Plans are underway to reduce the economic burden that diabetic foot conditions are having on the government of Barbados. So says Dr. Ingrid Cumberbatch, Medical Officer in the Ministry of Health. She was speaking at the recently concluded Step-by Step programme, held at the headquarters of the Pan-American Health Organisation (PAHO).
The two-day training seminar, entitled ‘Basic Care for Improving Foot Care In Barbados’was coordinated by the Barbados Diabetes Foundation and the Ministry of Health. It focused on strengthening the skills and enhancing the knowledge, of local primary health care providers, on diabetic foot and diabetic foot care. Members of the local nursing and doctor fraternity received training on the principles of basic foot care education as well on basic foot and wound care.
Dr. Cumberbatch, explained that the ‘diabetic foot’ has posed a significant economic cost on the health care system in Barbados.
“People with diabetes are at risk for nerve damage and problems with the supply of blood to their feet. Nerve damage results in a reduced ability to feel pain and, as a consequence, injuries often go unnoticed. These factors can lead to the development of foot ulcers and other foot wounds, as well as infection. Left untreated, infected foot ulcers can ultimately cause amputation, which means prolonged hospitalization, rehabilitation, and an increased need for home care and social services.”
Current statistics show that 80 % of the female surgical beds at the Queen Elizabeth Hospital and 50% of the male beds are utilised by persons with diabetes-related foot diseases and lower limb amputations. It is estimated the economic cost of adequately treating all the diabetics in Barbados is approximately US$ 110 million, a significant financial burden.
These alarming statistics emphasise the urgent need for implementing the Step-by-Step programme in Barbados.
Ms. Simone McConnie, coordinator of the Step-by-Step programme agreed with Dr. Cumberbatch, she believes one of the benefits of the Step-by-Step programme is its focus on prevention.

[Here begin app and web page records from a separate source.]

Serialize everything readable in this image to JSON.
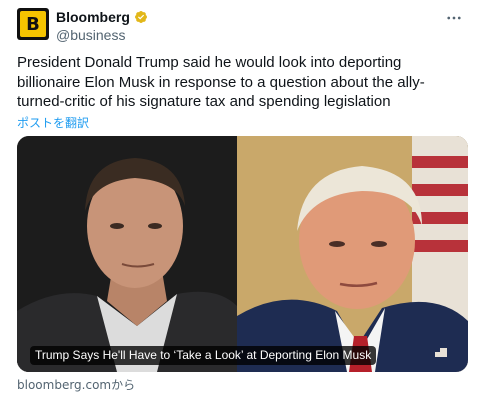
{
  "author": {
    "display_name": "Bloomberg",
    "handle": "@business",
    "avatar_letter": "B",
    "verified_icon": "verified-gold-badge-icon",
    "brand_color": "#f5c400"
  },
  "menu_icon": "more-horizontal-icon",
  "tweet": {
    "text": "President Donald Trump said he would look into deporting billionaire Elon Musk in response to a question about the ally-turned-critic of his signature tax and spending legislation",
    "translate_label": "ポストを翻訳"
  },
  "card": {
    "caption": "Trump Says He'll Have to ‘Take a Look’ at Deporting Elon Musk",
    "source": "bloomberg.comから"
  }
}
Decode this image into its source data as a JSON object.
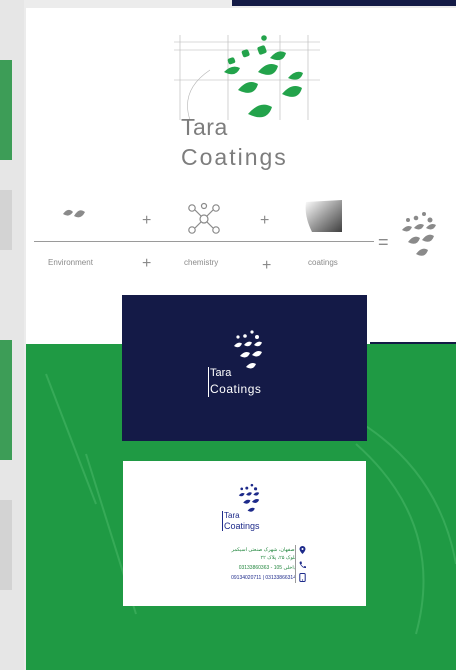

“There are several ways of dealing with diabetic foot conditions and amputation is the last resort. Despite being one of the most serious and costly complications of diabetes, foot complications are often overlooked but can be effectively prevented.
The health care burden created by the ‘diabetic foot’ can be significantly reduced by regular and thorough inspection of the feet, education of patients and health care providers on preventative foot care and early warning signs, early referral and good clinical practice of wound treatment.”
The podiatrist, proposed low cost, yet effective wound treatments such as saline therapy and off-loading wound pressure as important to preventing amputation.
She said that “through training and education of primary healthcare providers and the transference of this knowledge from the participants here to other providers, the Step-by-Step programme will certainly achieve its ultimate goal of – Reducing amputations in Barbados by 50%, over time. “
McConnie added that “following the completion of the programme participants were provided with a proper set of instruments as well as educational materials and patient assessment forms. These will be critical in assisting participants in executing what they have learned here.
We want to make sure that participans are fully equipped, so that in a year’s time in the advanced session of the Step-by-Step programme, they will be able to give accounts of the positive results. This advanced session will include an evaluation of the activities of the past year and training on more advanced aspects of diabetic foot care.”
About the Step-by-Step programme
The Step-by-Step programme is a joint initiative of the Rotary club of Barbados South, Rotary of Ledbury, UK; The World Diabetes Foundation, Barbados Diabetes Foundation, the International Working Group on the Diabetic Foot affiliated with the International diabetes Federation and the Barbados Ministry of Health. It is a global project which is aimed at educating both patients and medical practitioners in diabetic foot care. The programme was highly successful in both Tanzania and Africa and was launched in Barbados in 2009.